TASK STATEMENT
Every entry needs to be written out again exactly.

ENTRIES PROVIDED
━━━━
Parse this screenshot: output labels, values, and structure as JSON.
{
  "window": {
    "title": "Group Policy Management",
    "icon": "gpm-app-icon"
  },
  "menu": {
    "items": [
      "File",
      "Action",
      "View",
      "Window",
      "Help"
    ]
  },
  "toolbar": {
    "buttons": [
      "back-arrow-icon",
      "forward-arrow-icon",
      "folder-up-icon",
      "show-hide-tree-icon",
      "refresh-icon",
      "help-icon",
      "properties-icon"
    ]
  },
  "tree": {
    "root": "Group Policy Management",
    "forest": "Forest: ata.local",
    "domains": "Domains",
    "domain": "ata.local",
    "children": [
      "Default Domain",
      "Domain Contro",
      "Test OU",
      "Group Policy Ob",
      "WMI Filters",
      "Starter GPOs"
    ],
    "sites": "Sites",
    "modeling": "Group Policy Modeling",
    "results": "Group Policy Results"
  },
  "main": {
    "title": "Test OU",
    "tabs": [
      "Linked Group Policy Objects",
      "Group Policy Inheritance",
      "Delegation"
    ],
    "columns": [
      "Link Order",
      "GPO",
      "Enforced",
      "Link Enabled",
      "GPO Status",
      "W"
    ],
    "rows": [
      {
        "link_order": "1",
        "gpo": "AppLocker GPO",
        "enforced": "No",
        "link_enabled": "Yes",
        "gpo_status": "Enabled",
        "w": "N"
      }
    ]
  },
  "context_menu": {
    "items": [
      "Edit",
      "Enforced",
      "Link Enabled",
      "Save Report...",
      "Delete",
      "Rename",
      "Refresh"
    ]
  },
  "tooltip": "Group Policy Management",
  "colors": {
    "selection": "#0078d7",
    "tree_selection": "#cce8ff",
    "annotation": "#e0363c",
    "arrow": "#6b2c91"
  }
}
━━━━
SOLUTION TO THE EXERCISE
Parse this screenshot: output labels, values, and structure as JSON.
{
  "window": {
    "title": "Group Policy Management",
    "icon": "gpm-app-icon"
  },
  "menu": {
    "items": [
      "File",
      "Action",
      "View",
      "Window",
      "Help"
    ]
  },
  "toolbar": {
    "buttons": [
      "back-arrow-icon",
      "forward-arrow-icon",
      "folder-up-icon",
      "show-hide-tree-icon",
      "refresh-icon",
      "help-icon",
      "properties-icon"
    ]
  },
  "tree": {
    "root": "Group Policy Management",
    "forest": "Forest: ata.local",
    "domains": "Domains",
    "domain": "ata.local",
    "children": [
      "Default Domain",
      "Domain Contro",
      "Test OU",
      "Group Policy Ob",
      "WMI Filters",
      "Starter GPOs"
    ],
    "sites": "Sites",
    "modeling": "Group Policy Modeling",
    "results": "Group Policy Results"
  },
  "main": {
    "title": "Test OU",
    "tabs": [
      "Linked Group Policy Objects",
      "Group Policy Inheritance",
      "Delegation"
    ],
    "columns": [
      "Link Order",
      "GPO",
      "Enforced",
      "Link Enabled",
      "GPO Status",
      "W"
    ],
    "rows": [
      {
        "link_order": "1",
        "gpo": "AppLocker GPO",
        "enforced": "No",
        "link_enabled": "Yes",
        "gpo_status": "Enabled",
        "w": "N"
      }
    ]
  },
  "context_menu": {
    "items": [
      "Edit",
      "Enforced",
      "Link Enabled",
      "Save Report...",
      "Delete",
      "Rename",
      "Refresh"
    ]
  },
  "tooltip": "Group Policy Management",
  "colors": {
    "selection": "#0078d7",
    "tree_selection": "#cce8ff",
    "annotation": "#e0363c",
    "arrow": "#6b2c91"
  }
}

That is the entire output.